with his charming, profound, and moving genius. I owe them an infinity of
delightful hours. Perhaps also I ought to thank them for having encouraged
one of my sons to pursue the vocation which he entered. If, in order to
honour Henri Fabre, you run the pious risk of disturbing, for a moment, the
studious retreat in which, for so many years, he has pursued his life and
his work, it is an act of justice toward this great scientist, who thinks
as a philosopher, sees as an artist, and feels and expresses himself as a
Romain Rolland. Private letter, 7th January, 1910.
"You cannot imagine what pleasure you have given me by requesting me to
associate myself in the glorification of J.H. Fabre. He is one of the
Frenchmen whom I most admire. The impassioned patience of his ingenious
observations delights me as much as the masterpieces of art. For years I
have read and loved his books. During my last holidays, of three volumes
that I travelled with two were volumes of his "Souvenirs entomologiques."
You will honour me and delight me by counting me as one of you."
16/21. Edmond Rostand. Telegram.
16/22. Romain Rolland.
Agaricus, luminosity of.
Ajaccio, Fabre at.
Arachnoids, cannibalism of.
Avignon, Fabre at.
suggested agronomic station at.
Cantharis, courtship of.
Coincidence in life of parasites.
Coleoptera of Avignon.
Conchology, Fabre studies.
Crickets, courtship of.
Curves, properties of.
Darwin, Charles, Fabre an opponent of.
corresponds with Fabre.
sends for Fabre to attend Court.
Eclipse of sun.
Education in France.
a primary teacher.
marriage and loss of first child.
professor of physics at Ajaccio.
professor at Avignon.
takes up entomology.
goes to Court and is decorated.
writes textbooks for schools.
meets J.S. Mill.
denounced for subversive teaching.
settles at Orange, money difficulties solved by Mill.
breaks with the University.
continues his series of textbooks.
repays Mill money lent.
dismissed from Requien Museum.
researches concerning madder.
work at Sérignan.
methods of work.
attitude toward evolution.
corresponds with Darwin.
ideas as to origin of species.
methods of work.
compared with Réaumur.
life at Sérignan.
love of music.
Fabre, Henri, of Avignon.
Fabre, Mme (mother of Henri).
Fabre, Mme (1st wife).
Fabre, Mme (2nd wife).
Fabre, Mme Antoine.
Geometry, Fabre's love of.

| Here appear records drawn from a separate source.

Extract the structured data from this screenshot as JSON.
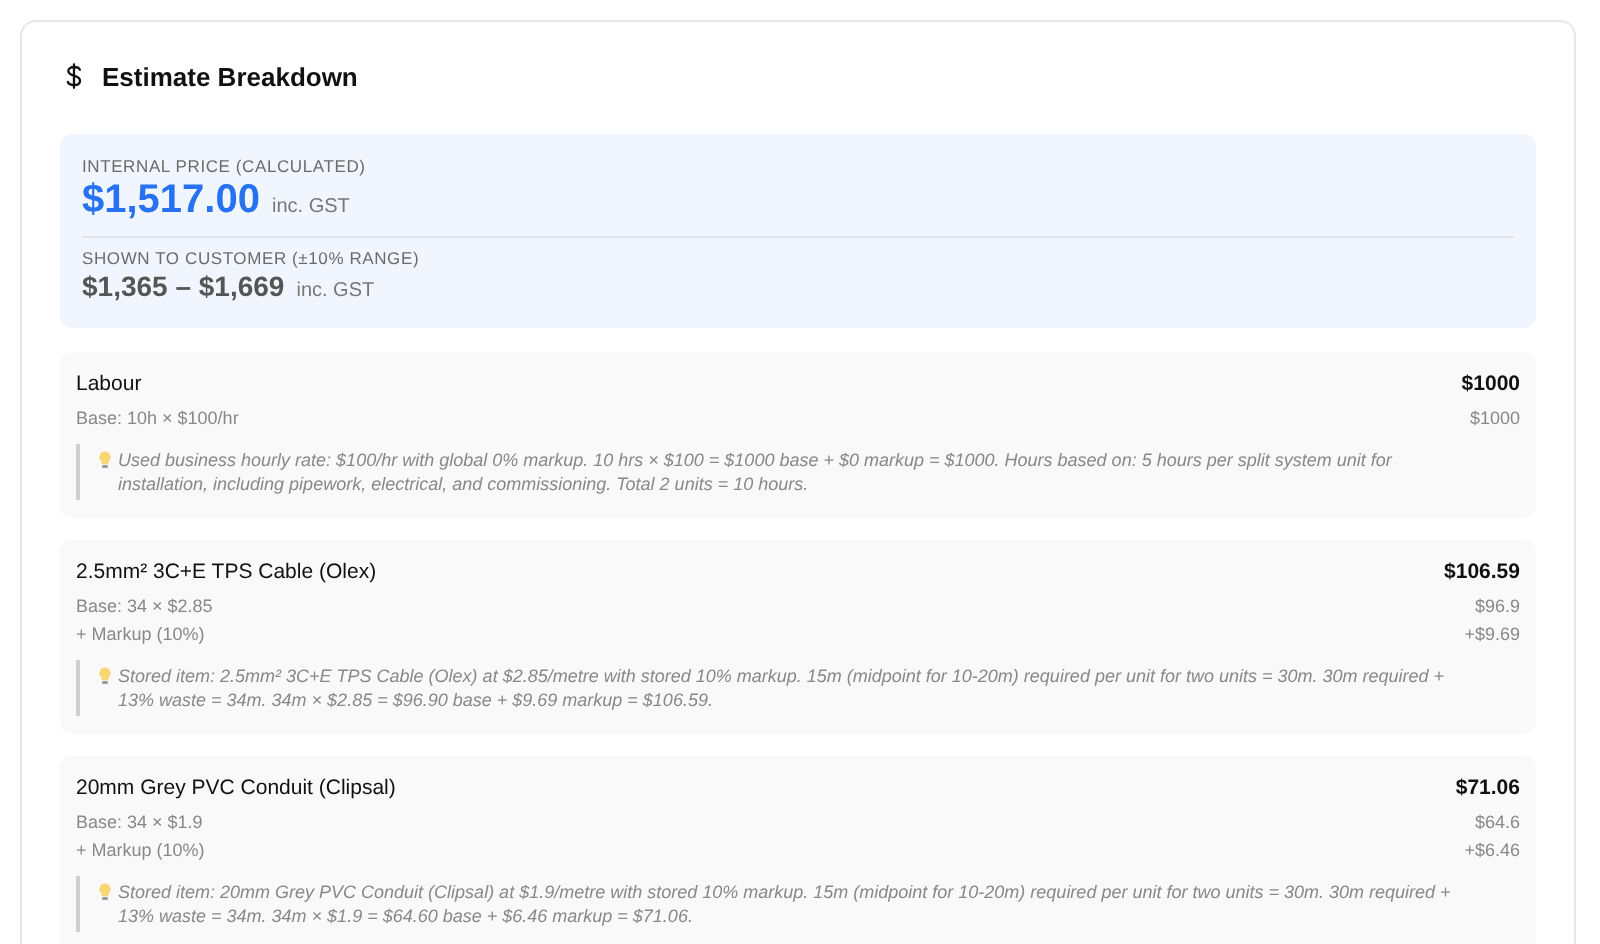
{
  "card": {
    "title": "Estimate Breakdown"
  },
  "summary": {
    "internal_label": "INTERNAL PRICE (CALCULATED)",
    "internal_price": "$1,517.00",
    "internal_suffix": "inc. GST",
    "customer_label": "SHOWN TO CUSTOMER (±10% RANGE)",
    "customer_range": "$1,365 – $1,669",
    "customer_suffix": "inc. GST"
  },
  "items": [
    {
      "name": "Labour",
      "total": "$1000",
      "lines": [
        {
          "label": "Base: 10h × $100/hr",
          "value": "$1000"
        }
      ],
      "note": "Used business hourly rate: $100/hr with global 0% markup. 10 hrs × $100 = $1000 base + $0 markup = $1000. Hours based on: 5 hours per split system unit for installation, including pipework, electrical, and commissioning. Total 2 units = 10 hours."
    },
    {
      "name": "2.5mm² 3C+E TPS Cable (Olex)",
      "total": "$106.59",
      "lines": [
        {
          "label": "Base: 34 × $2.85",
          "value": "$96.9"
        },
        {
          "label": "+ Markup (10%)",
          "value": "+$9.69"
        }
      ],
      "note": "Stored item: 2.5mm² 3C+E TPS Cable (Olex) at $2.85/metre with stored 10% markup. 15m (midpoint for 10-20m) required per unit for two units = 30m. 30m required + 13% waste = 34m. 34m × $2.85 = $96.90 base + $9.69 markup = $106.59."
    },
    {
      "name": "20mm Grey PVC Conduit (Clipsal)",
      "total": "$71.06",
      "lines": [
        {
          "label": "Base: 34 × $1.9",
          "value": "$64.6"
        },
        {
          "label": "+ Markup (10%)",
          "value": "+$6.46"
        }
      ],
      "note": "Stored item: 20mm Grey PVC Conduit (Clipsal) at $1.9/metre with stored 10% markup. 15m (midpoint for 10-20m) required per unit for two units = 30m. 30m required + 13% waste = 34m. 34m × $1.9 = $64.60 base + $6.46 markup = $71.06."
    }
  ]
}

Heat, takes place of food.
Hemerobius, curious garment of.
Intelligence, function of.
"Log, Story of the."
Madder, Fabre's researches concerning.
Maquis, the Corsican.

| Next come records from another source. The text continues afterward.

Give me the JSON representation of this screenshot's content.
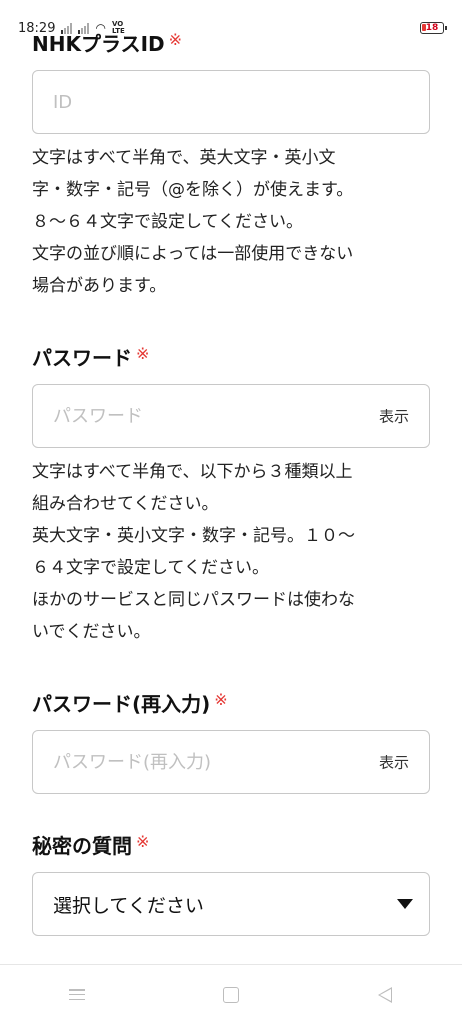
{
  "status_bar": {
    "time": "18:29",
    "volte": "VO\nLTE",
    "battery": "18"
  },
  "fields": {
    "id": {
      "label": "NHKプラスID",
      "required_mark": "※",
      "placeholder": "ID",
      "help": [
        "文字はすべて半角で、英大文字・英小文",
        "字・数字・記号（@を除く）が使えます。",
        "８〜６４文字で設定してください。",
        "文字の並び順によっては一部使用できない",
        "場合があります。"
      ]
    },
    "password": {
      "label": "パスワード",
      "required_mark": "※",
      "placeholder": "パスワード",
      "show_label": "表示",
      "help": [
        "文字はすべて半角で、以下から３種類以上",
        "組み合わせてください。",
        "英大文字・英小文字・数字・記号。１０〜",
        "６４文字で設定してください。",
        "ほかのサービスと同じパスワードは使わな",
        "いでください。"
      ]
    },
    "password_confirm": {
      "label": "パスワード(再入力)",
      "required_mark": "※",
      "placeholder": "パスワード(再入力)",
      "show_label": "表示"
    },
    "secret_question": {
      "label": "秘密の質問",
      "required_mark": "※",
      "selected": "選択してください"
    }
  },
  "icons": {
    "nav_menu": "menu-icon",
    "nav_home": "square-icon",
    "nav_back": "back-triangle-icon"
  }
}
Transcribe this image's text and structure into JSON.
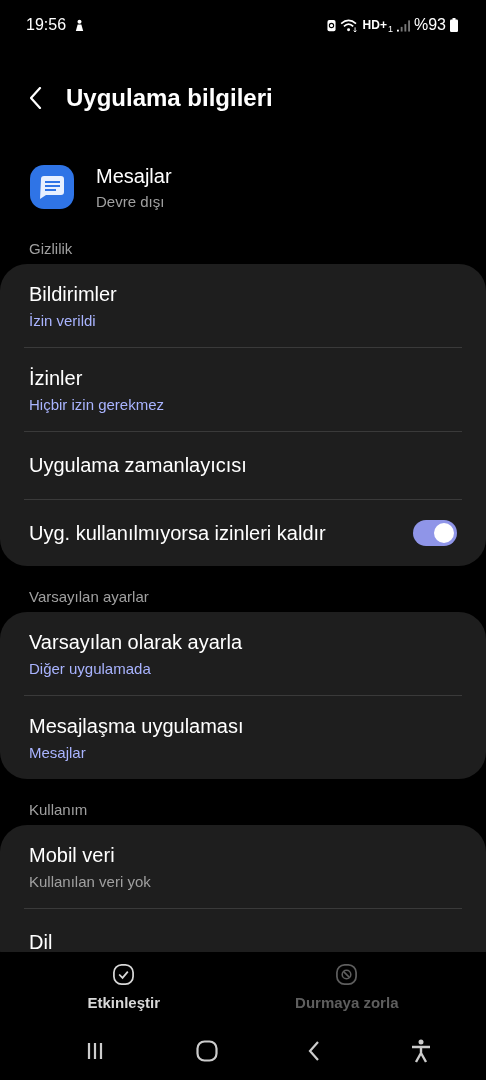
{
  "status_bar": {
    "time": "19:56",
    "network_label": "HD+",
    "sim_label": "1",
    "battery": "%93"
  },
  "header": {
    "title": "Uygulama bilgileri"
  },
  "app": {
    "name": "Mesajlar",
    "status": "Devre dışı"
  },
  "sections": [
    {
      "label": "Gizlilik",
      "items": [
        {
          "kind": "link",
          "title": "Bildirimler",
          "subtitle": "İzin verildi",
          "accent": true
        },
        {
          "kind": "link",
          "title": "İzinler",
          "subtitle": "Hiçbir izin gerekmez",
          "accent": true
        },
        {
          "kind": "link",
          "title": "Uygulama zamanlayıcısı"
        },
        {
          "kind": "toggle",
          "title": "Uyg. kullanılmıyorsa izinleri kaldır",
          "on": true
        }
      ]
    },
    {
      "label": "Varsayılan ayarlar",
      "items": [
        {
          "kind": "link",
          "title": "Varsayılan olarak ayarla",
          "subtitle": "Diğer uygulamada",
          "accent": true
        },
        {
          "kind": "link",
          "title": "Mesajlaşma uygulaması",
          "subtitle": "Mesajlar",
          "accent": true
        }
      ]
    },
    {
      "label": "Kullanım",
      "items": [
        {
          "kind": "link",
          "title": "Mobil veri",
          "subtitle": "Kullanılan veri yok",
          "accent": false
        },
        {
          "kind": "link",
          "title": "Dil"
        }
      ]
    }
  ],
  "actions": [
    {
      "kind": "enable",
      "label": "Etkinleştir",
      "disabled": false
    },
    {
      "kind": "force_stop",
      "label": "Durmaya zorla",
      "disabled": true
    }
  ]
}
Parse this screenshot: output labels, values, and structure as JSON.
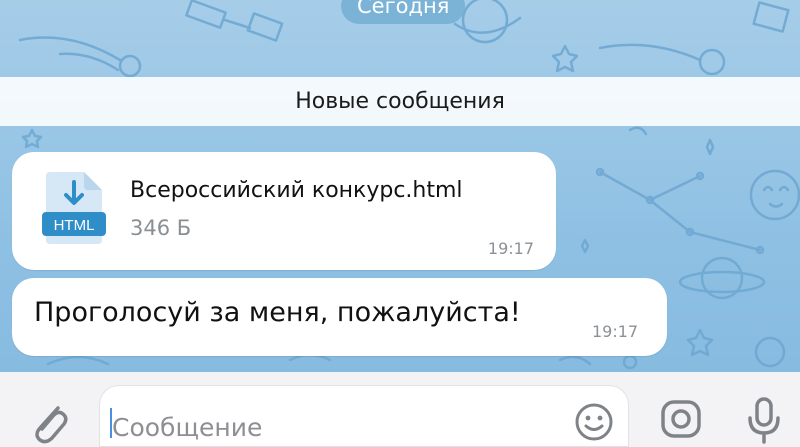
{
  "chat": {
    "date_separator": "Сегодня",
    "new_messages_banner": "Новые сообщения"
  },
  "messages": [
    {
      "type": "file",
      "file_badge": "HTML",
      "file_name": "Всероссийский конкурс.html",
      "file_size": "346 Б",
      "time": "19:17"
    },
    {
      "type": "text",
      "text": "Проголосуй за меня, пожалуйста!",
      "time": "19:17"
    }
  ],
  "composer": {
    "placeholder": "Сообщение",
    "icons": [
      "paperclip-icon",
      "emoji-icon",
      "camera-icon",
      "microphone-icon"
    ]
  },
  "colors": {
    "background": "#8ec0e3",
    "bubble": "#ffffff",
    "accent": "#2f8ec8",
    "time_text": "#8b9196"
  }
}
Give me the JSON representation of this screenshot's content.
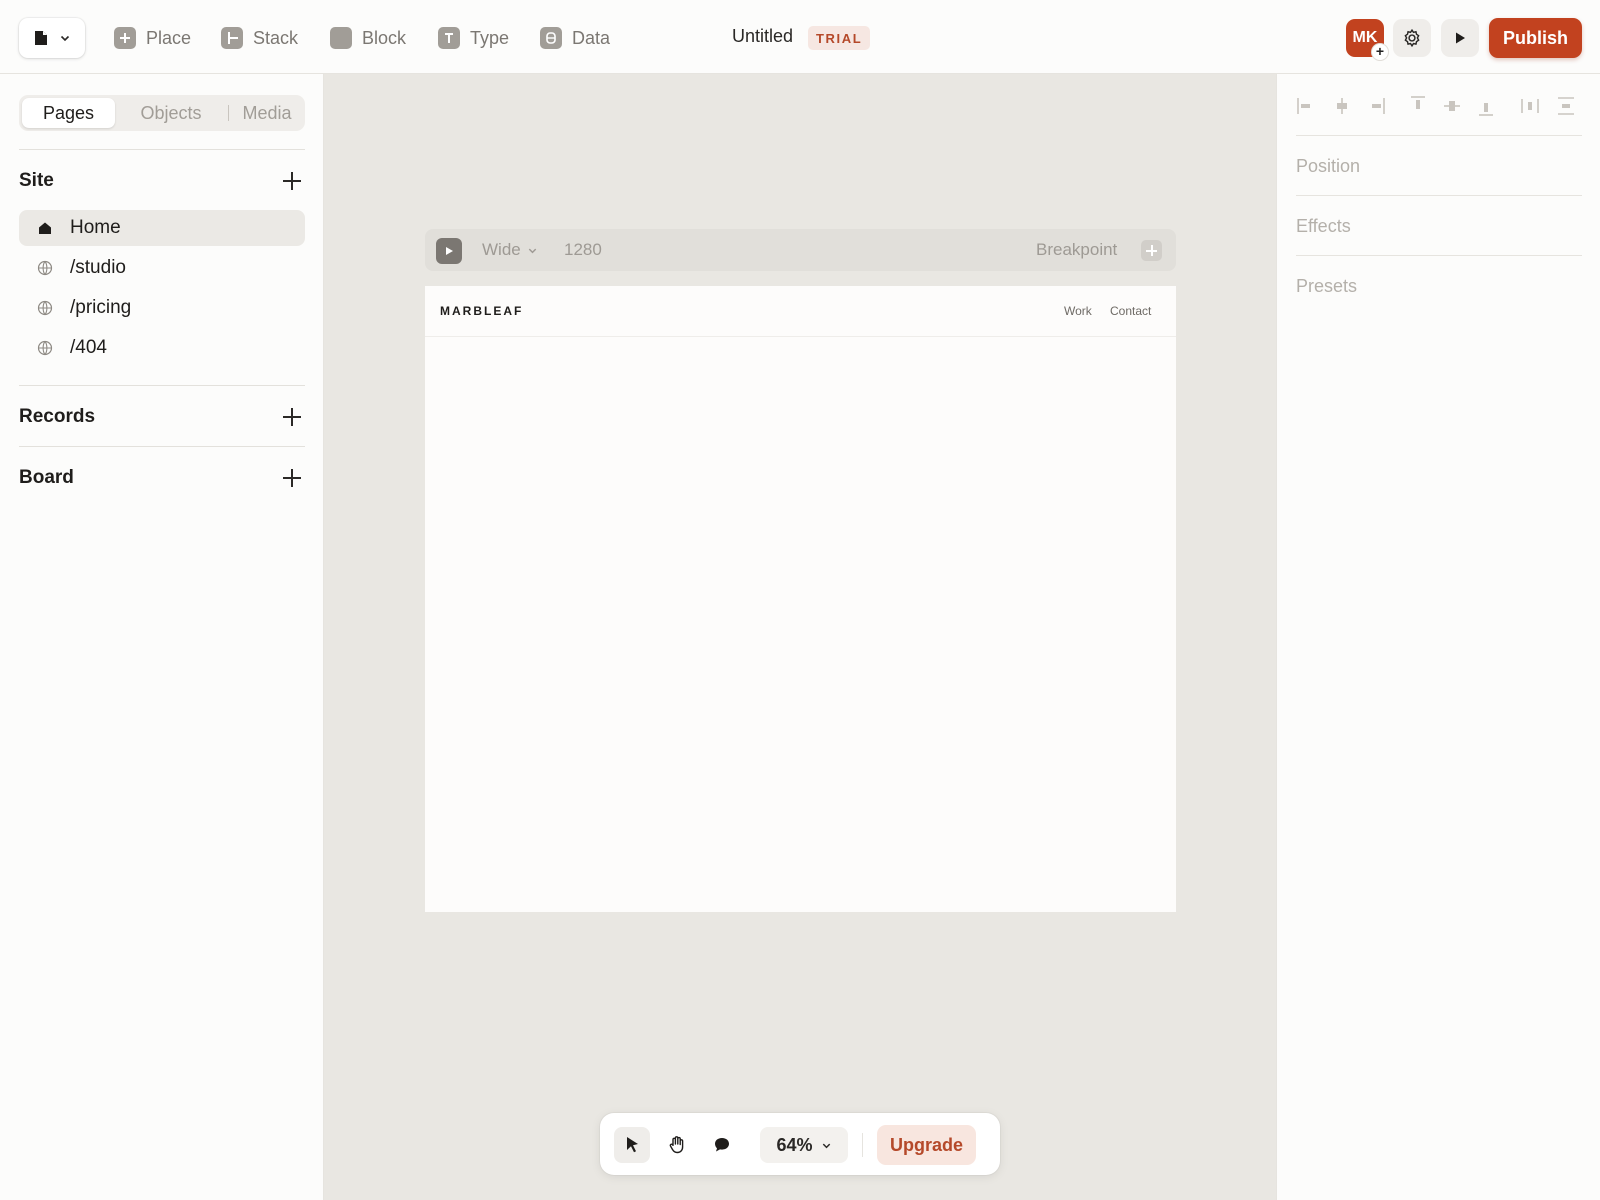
{
  "topbar": {
    "tools": [
      {
        "label": "Place",
        "icon": "plus-square-icon"
      },
      {
        "label": "Stack",
        "icon": "stack-icon"
      },
      {
        "label": "Block",
        "icon": "block-icon"
      },
      {
        "label": "Type",
        "icon": "text-icon"
      },
      {
        "label": "Data",
        "icon": "database-icon"
      }
    ],
    "title": "Untitled",
    "badge": "TRIAL",
    "avatar_initials": "MK",
    "publish_label": "Publish"
  },
  "sidebar": {
    "tabs": [
      "Pages",
      "Objects",
      "Media"
    ],
    "active_tab": "Pages",
    "site_heading": "Site",
    "pages": [
      {
        "label": "Home",
        "icon": "home-icon",
        "active": true
      },
      {
        "label": "/studio",
        "icon": "globe-icon"
      },
      {
        "label": "/pricing",
        "icon": "globe-icon"
      },
      {
        "label": "/404",
        "icon": "globe-icon"
      }
    ],
    "records_heading": "Records",
    "board_heading": "Board"
  },
  "canvas": {
    "breakpoint": {
      "name": "Wide",
      "width": "1280",
      "label": "Breakpoint"
    },
    "frame": {
      "brand": "MARBLEAF",
      "nav": [
        "Work",
        "Contact"
      ]
    }
  },
  "bottombar": {
    "zoom": "64%",
    "upgrade_label": "Upgrade"
  },
  "right_panel": {
    "sections": [
      "Position",
      "Effects",
      "Presets"
    ]
  },
  "colors": {
    "accent": "#c2421f",
    "canvas_bg": "#e9e7e2",
    "panel_bg": "#fcfcfb"
  }
}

Medicine, Fabre's inclination toward.
helps Fabre in difficulties.
Mind, of animals.
corresponds with Fabre.
Mushrooms, recipe for cooking.
Number, properties of.

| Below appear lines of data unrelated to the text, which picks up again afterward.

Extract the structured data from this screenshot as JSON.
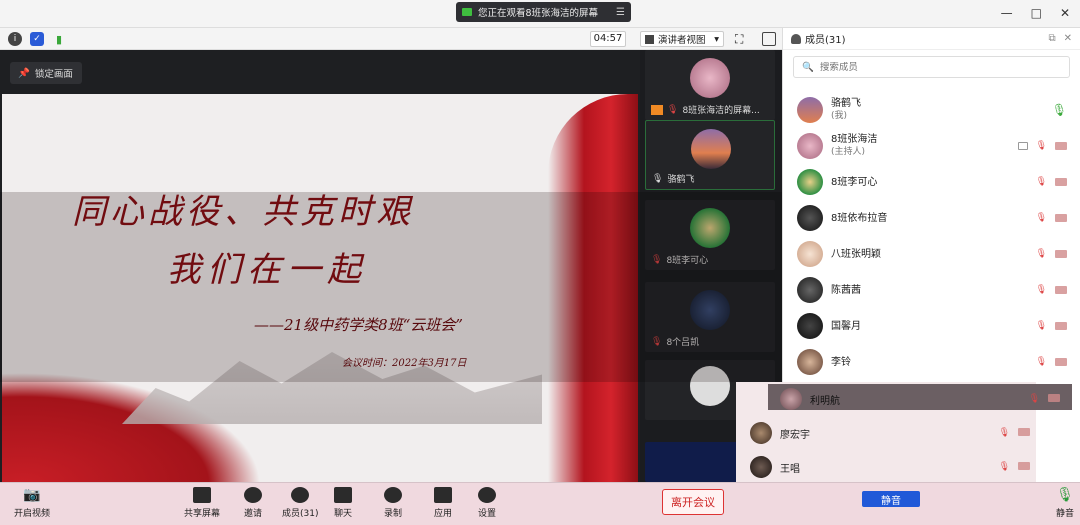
{
  "window": {
    "share_banner": "您正在观看8班张海洁的屏幕",
    "controls": [
      "—",
      "□",
      "✕"
    ]
  },
  "toolbar": {
    "timer": "04:57",
    "view_mode": "演讲者视图"
  },
  "stage": {
    "lock_label": "锁定画面",
    "slide": {
      "line1": "同心战役、共克时艰",
      "line2": "我们在一起",
      "line3": "——21级中药学类8班“云班会”",
      "line4": "会议时间：2022年3月17日"
    }
  },
  "strip": {
    "tiles": [
      {
        "name": "8班张海洁的屏幕..."
      },
      {
        "name": "骆鹤飞"
      },
      {
        "name": "8班李可心"
      },
      {
        "name": "8个吕凯"
      }
    ]
  },
  "panel": {
    "title": "成员(31)",
    "search_placeholder": "搜索成员",
    "members": [
      {
        "name": "骆鹤飞",
        "role": "(我)"
      },
      {
        "name": "8班张海洁",
        "role": "(主持人)"
      },
      {
        "name": "8班李可心",
        "role": ""
      },
      {
        "name": "8班依布拉音",
        "role": ""
      },
      {
        "name": "八班张明颖",
        "role": ""
      },
      {
        "name": "陈茜茜",
        "role": ""
      },
      {
        "name": "国馨月",
        "role": ""
      },
      {
        "name": "李铃",
        "role": ""
      }
    ],
    "lower": [
      {
        "name": "利明航"
      },
      {
        "name": "廖宏宇"
      },
      {
        "name": "王唱"
      }
    ],
    "mute_all": "静音"
  },
  "bottom": {
    "start_video": "开启视频",
    "share_screen": "共享屏幕",
    "invite": "邀请",
    "members": "成员(31)",
    "chat": "聊天",
    "record": "录制",
    "apps": "应用",
    "settings": "设置",
    "leave": "离开会议",
    "mute": "静音"
  },
  "colors": {
    "accent_blue": "#2059d8",
    "leave_red": "#cc2222",
    "slide_red": "#8b0e14"
  }
}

Orange, Fabre at.
Orchids, Fabre on.
"Origin of Species."
Osmia, control of sex.
Polygons, properties of.
compared with Fabre.
Requien of Avignon.
Ricard, Pierre, schoolmaster.
Fabre settles at.
Sicard's portraits of Fabre.
Sport, Fabre's love of.
Taylor, Harriett (Mrs. J.S. Mill).
"Vaucluse, Flora of the."
Vaucluse, General Council of, grants Fabre a pension.
banquet on the.
Villard, Marie (Mme Henri Fabre).